The increase in signed contracts also indicate that robust hiring and low mortgage rates are encouraging more Americans to buy houses, after years of waiting to save for down payments and rebuild their credit in the wake of the housing bust and 2008 financial crisis.

Pending sales are a barometer of future purchases. A one- to two-month lag usually exists between a contract and a completed sale, meaning that the gains should appear in April and May sales numbers.

Existing homes sold at an annual pace of 5.19 million in March, a solid upturn after annual sales tracking below 5 million in February and January, the Realtors reported last week. Still, economists say that sales should average about 5.5 million annually in a healthy market.

But greater buying activity has yet to bring more sellers into the market. A mere 4.6 months of supply are available, compared to six months in what economists consider to be standard.

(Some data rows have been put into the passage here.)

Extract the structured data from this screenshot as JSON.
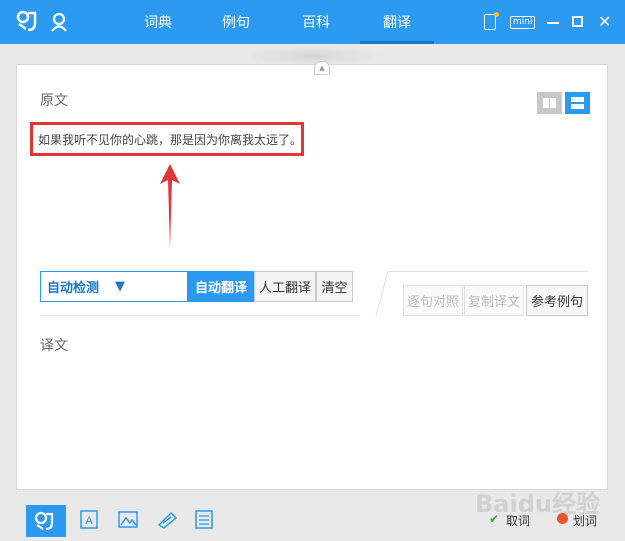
{
  "app": {
    "nav_tabs": [
      {
        "label": "词典",
        "active": false
      },
      {
        "label": "例句",
        "active": false
      },
      {
        "label": "百科",
        "active": false
      },
      {
        "label": "翻译",
        "active": true
      }
    ],
    "window_controls": {
      "mini_label": "mini"
    }
  },
  "source": {
    "heading": "原文",
    "text": "如果我听不见你的心跳，那是因为你离我太远了。"
  },
  "toolbar": {
    "language_select": "自动检测",
    "auto_translate": "自动翻译",
    "human_translate": "人工翻译",
    "clear": "清空",
    "sentence_compare": "逐句对照",
    "copy_translation": "复制译文",
    "reference_examples": "参考例句"
  },
  "target": {
    "heading": "译文"
  },
  "bottom": {
    "fetch_word": "取词",
    "select_word": "划词"
  },
  "watermark": "Baidu经验",
  "colors": {
    "accent": "#2c9af0",
    "highlight": "#e23636"
  }
}
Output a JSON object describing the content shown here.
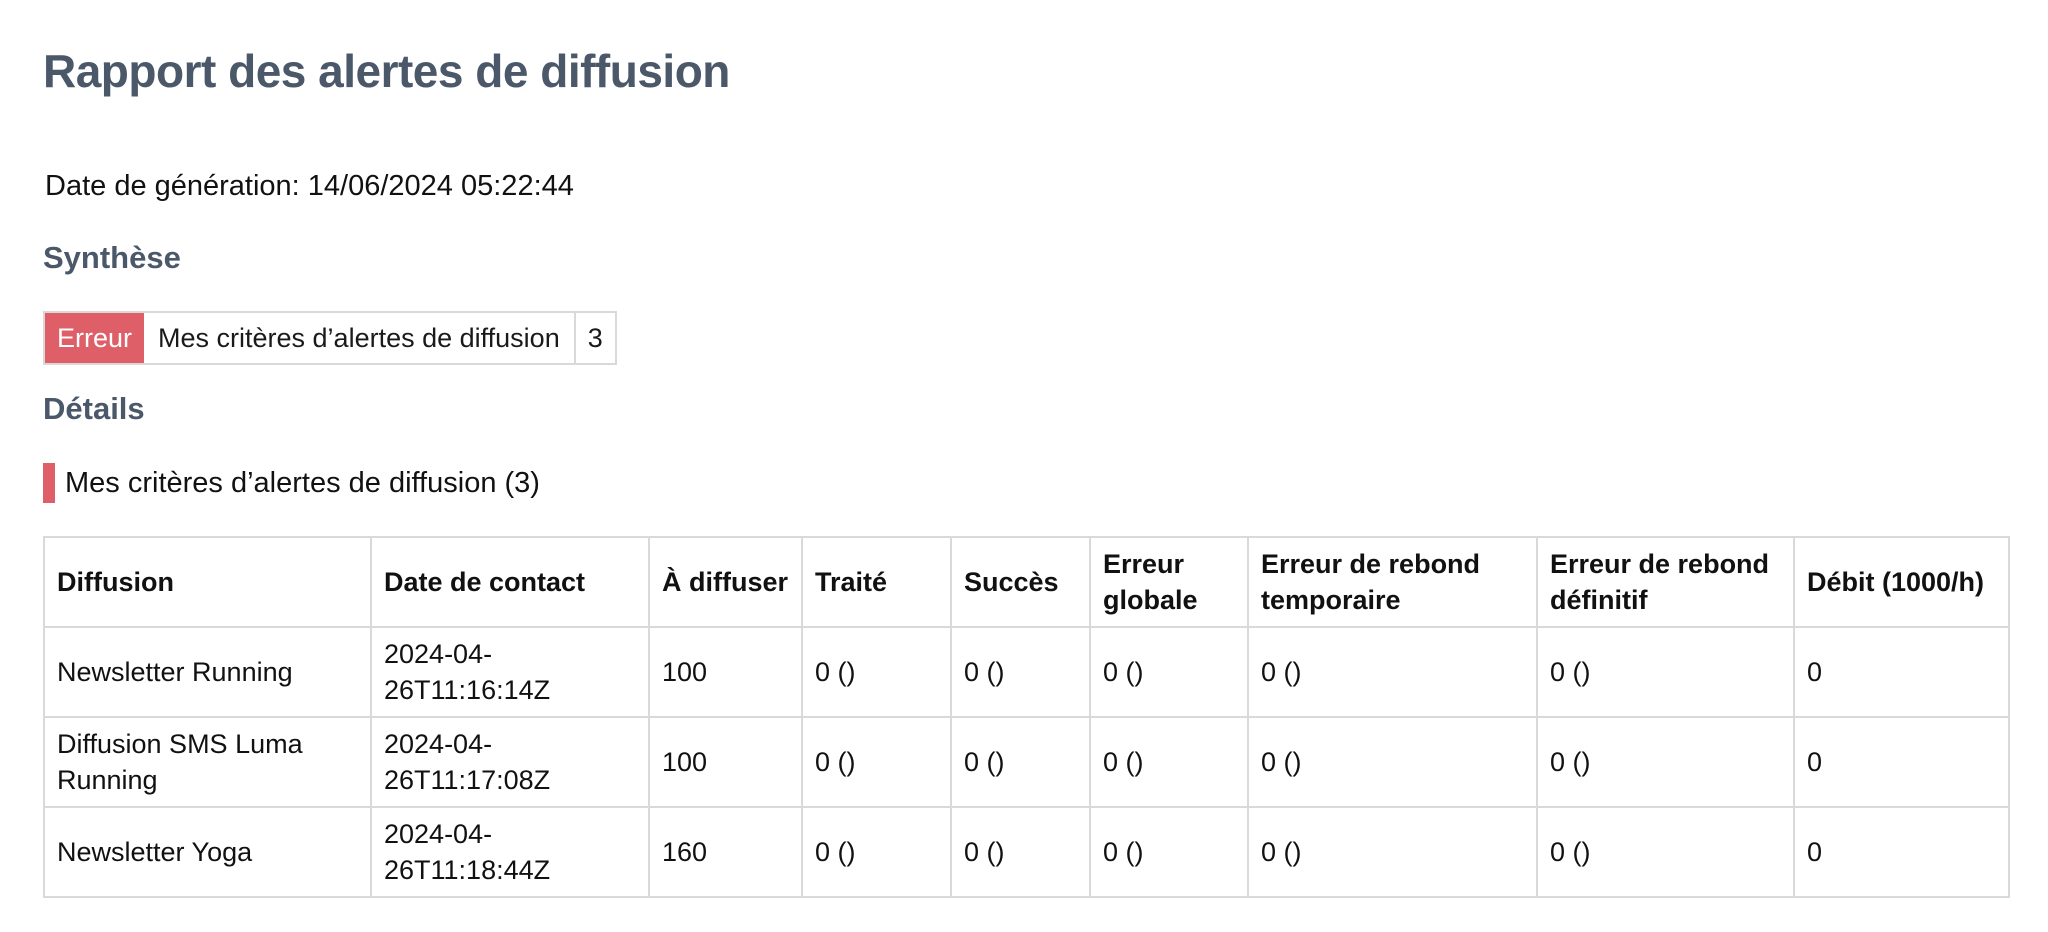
{
  "report": {
    "title": "Rapport des alertes de diffusion",
    "generation_date": "Date de génération: 14/06/2024 05:22:44"
  },
  "summary": {
    "heading": "Synthèse",
    "status": "Erreur",
    "criteria": "Mes critères d’alertes de diffusion",
    "count": "3"
  },
  "details": {
    "heading": "Détails",
    "criteria_label": "Mes critères d’alertes de diffusion (3)"
  },
  "colors": {
    "error_accent": "#de5f67",
    "heading": "#4b5869",
    "border": "#d9d9d9"
  },
  "table": {
    "headers": [
      "Diffusion",
      "Date de contact",
      "À diffuser",
      "Traité",
      "Succès",
      "Erreur globale",
      "Erreur de rebond temporaire",
      "Erreur de rebond définitif",
      "Débit (1000/h)"
    ],
    "rows": [
      [
        "Newsletter Running",
        "2024-04-26T11:16:14Z",
        "100",
        "0 ()",
        "0 ()",
        "0 ()",
        "0 ()",
        "0 ()",
        "0"
      ],
      [
        "Diffusion SMS Luma Running",
        "2024-04-26T11:17:08Z",
        "100",
        "0 ()",
        "0 ()",
        "0 ()",
        "0 ()",
        "0 ()",
        "0"
      ],
      [
        "Newsletter Yoga",
        "2024-04-26T11:18:44Z",
        "160",
        "0 ()",
        "0 ()",
        "0 ()",
        "0 ()",
        "0 ()",
        "0"
      ]
    ]
  }
}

The tight supplies have caused prices to climb at averages that damage affordability. Median home prices increased 7.8 per cent over the past 12 months to $212,100. That increase is nearly four-times greater than the average wage growth tracked by the Labor Department.